GK: Exactly. All we have there are a couple of letters between Landauer and Goldman where Landauer expresses, if you will, – hesitant – interest. It’s really hard to tell whether Landauer would have actively supported settlements in Palestine. Nevertheless, a lot of people in the early kibbutz movement were directly inspired by his idea of developing socialism through a network of agricultural settlements.
It’s hard to believe Landauer would have supported Jewish statehood. Perhaps he would have shared his friend Margarete Susman’s anti-statist interpretation of Zionism; Zionism as part of an international socialist movement. Even before the events of 1948 she declared explicitly that the Zionist movement must not turn into a nationalistic, nation-state-building movement: that would kill the whole idea.
DN: It has been argued that Landauer named his Sozialistische Bund organisation (Socialist Association) that way because of the link between the German word ‘Bund’ and the Hebrew word ‘bris’ (covenant). Would he perhaps have favoured the other significant Hebrew related Bund at the time – the Yidisher Arbeiter Bund (Yiddish Workers Association) – over the Zionist cause?

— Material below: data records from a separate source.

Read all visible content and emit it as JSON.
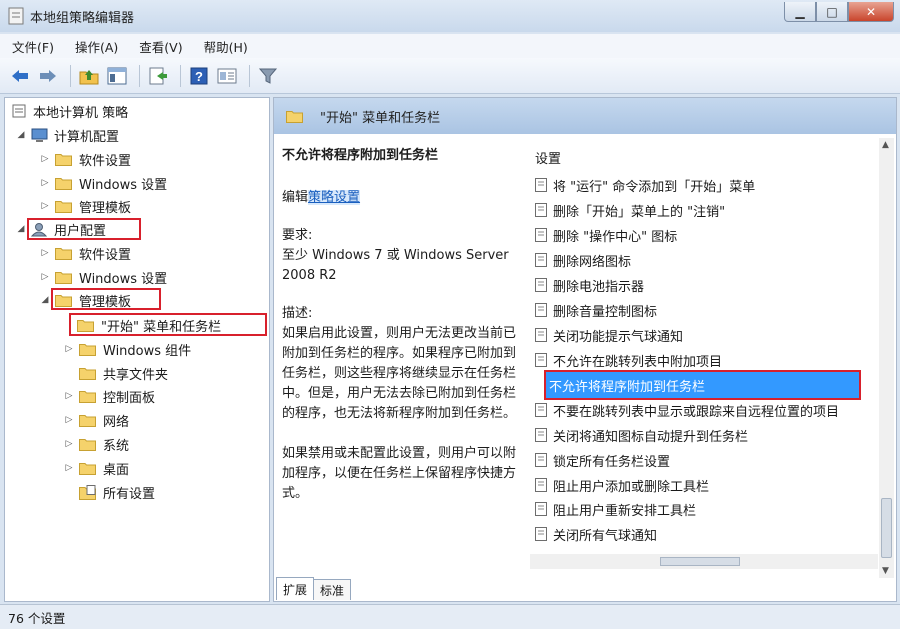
{
  "window": {
    "title": "本地组策略编辑器",
    "min": "▁",
    "max": "□",
    "close": "✕"
  },
  "menu": [
    "文件(F)",
    "操作(A)",
    "查看(V)",
    "帮助(H)"
  ],
  "toolbar": {
    "icons": [
      "back-arrow-icon",
      "forward-arrow-icon",
      "up-folder-icon",
      "show-hide-tree-icon",
      "export-list-icon",
      "help-icon",
      "properties-icon",
      "filter-icon"
    ]
  },
  "tree": {
    "root": "本地计算机 策略",
    "computer_config": "计算机配置",
    "computer_software": "软件设置",
    "computer_windows": "Windows 设置",
    "computer_admin": "管理模板",
    "user_config": "用户配置",
    "user_software": "软件设置",
    "user_windows": "Windows 设置",
    "user_admin": "管理模板",
    "start_menu": "\"开始\" 菜单和任务栏",
    "windows_components": "Windows 组件",
    "shared_folders": "共享文件夹",
    "control_panel": "控制面板",
    "network": "网络",
    "system": "系统",
    "desktop": "桌面",
    "all_settings": "所有设置"
  },
  "right": {
    "header_title": "\"开始\" 菜单和任务栏",
    "desc_title": "不允许将程序附加到任务栏",
    "edit_prefix": "编辑",
    "edit_link": "策略设置",
    "req_label": "要求:",
    "req_text": "至少 Windows 7 或 Windows Server 2008 R2",
    "desc_label": "描述:",
    "desc_text": "如果启用此设置，则用户无法更改当前已附加到任务栏的程序。如果程序已附加到任务栏，则这些程序将继续显示在任务栏中。但是，用户无法去除已附加到任务栏的程序，也无法将新程序附加到任务栏。",
    "desc_text2": "如果禁用或未配置此设置，则用户可以附加程序，以便在任务栏上保留程序快捷方式。",
    "settings_header": "设置",
    "settings": [
      "将 \"运行\" 命令添加到「开始」菜单",
      "删除「开始」菜单上的 \"注销\"",
      "删除 \"操作中心\" 图标",
      "删除网络图标",
      "删除电池指示器",
      "删除音量控制图标",
      "关闭功能提示气球通知",
      "不允许在跳转列表中附加项目",
      "不允许将程序附加到任务栏",
      "不要在跳转列表中显示或跟踪来自远程位置的项目",
      "关闭将通知图标自动提升到任务栏",
      "锁定所有任务栏设置",
      "阻止用户添加或删除工具栏",
      "阻止用户重新安排工具栏",
      "关闭所有气球通知"
    ],
    "tabs": [
      "扩展",
      "标准"
    ]
  },
  "status": {
    "text": "76 个设置"
  },
  "colors": {
    "selected": "#3399ff",
    "highlight_box": "#d8202c"
  }
}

Their values seem closer to his . . .
GK: I’m not aware of any direct links to the Yidisher Arbeiter Bund. That said, if he had lived longer, he would probably have seen the return of Rudolf Rocker [important German anarcho-syndicalist; leading light in London’s Yiddish-anarchist movement, despite not being Jewish] to Germany, and it would have been interesting to see what their contact would have been.
In a sense, much of the Yidisher Arbeiter Bund‘s ideas would fit with Landauer’s beliefs. You have this universal, socialist-anarchist ideal, but if your cultural background is Jewish, or you come from a Yiddish speaking background, you want to pursue that as well, because that’s what allows you to formulate and express your ideas best.
DN: One of your next projects, I gather, is something of an accompaniment to your Landauer book. You’re translating a major body of writings from a German anarchist who is even less known outside Germany than Landauer: his friend Erich Mühsam.
GK: Yes. They were the two most important German anarchists of the century. Mühsam was influenced by Landauer’s spiritual socialism and they collaborated quite a lot in writing and action. Both had similar backgrounds – Jewish, middle class – Mühsam was ten years younger though and throughout his entire life saw Landauer as a kind of mentor-teacher. The main difference between the two was that Mühsam was closer to class-struggle anarchism, considering the proletariat a revolutionary subject. Landauer was more skeptical. . .
DN: Landauer called the proletariat ‘Significant but overrated’!
GK: Exactly. The other major difference was that Mühsam, while being very close to the ideas of proletarian council communism, was also a prototypical bohemian. Free love, artist-colonies and so on were important things for him. And that was a conflict between him and Landauer. Landauer considered the family the smallest unit of a socialist society, where you craft the solidarity and mutual aid. He had a well known love affair with a Swiss syndicalist called Margarethe Faas-Hardegger which ended when Margarethe wrote an article which criticised the nuclear family unit and argued for communal child rearing. He also didn’t feel comfortable discussing rights for homosexuals, which Mühsam was very involved in. So there was a conflict there, but they were good friends and shared a lot of ideas. Mühsam would eventually be one of the first prominent victims of the early Nazi concentration camps.
Gabriel Kuhn holds a Ph.D. in philosophy from the University of Innsbruck, Austria, and lives as a writer and translator in Stockholm, Sweden. Currently, he is mainly working with Unrast Verlag in Germany and with PM Press in the US.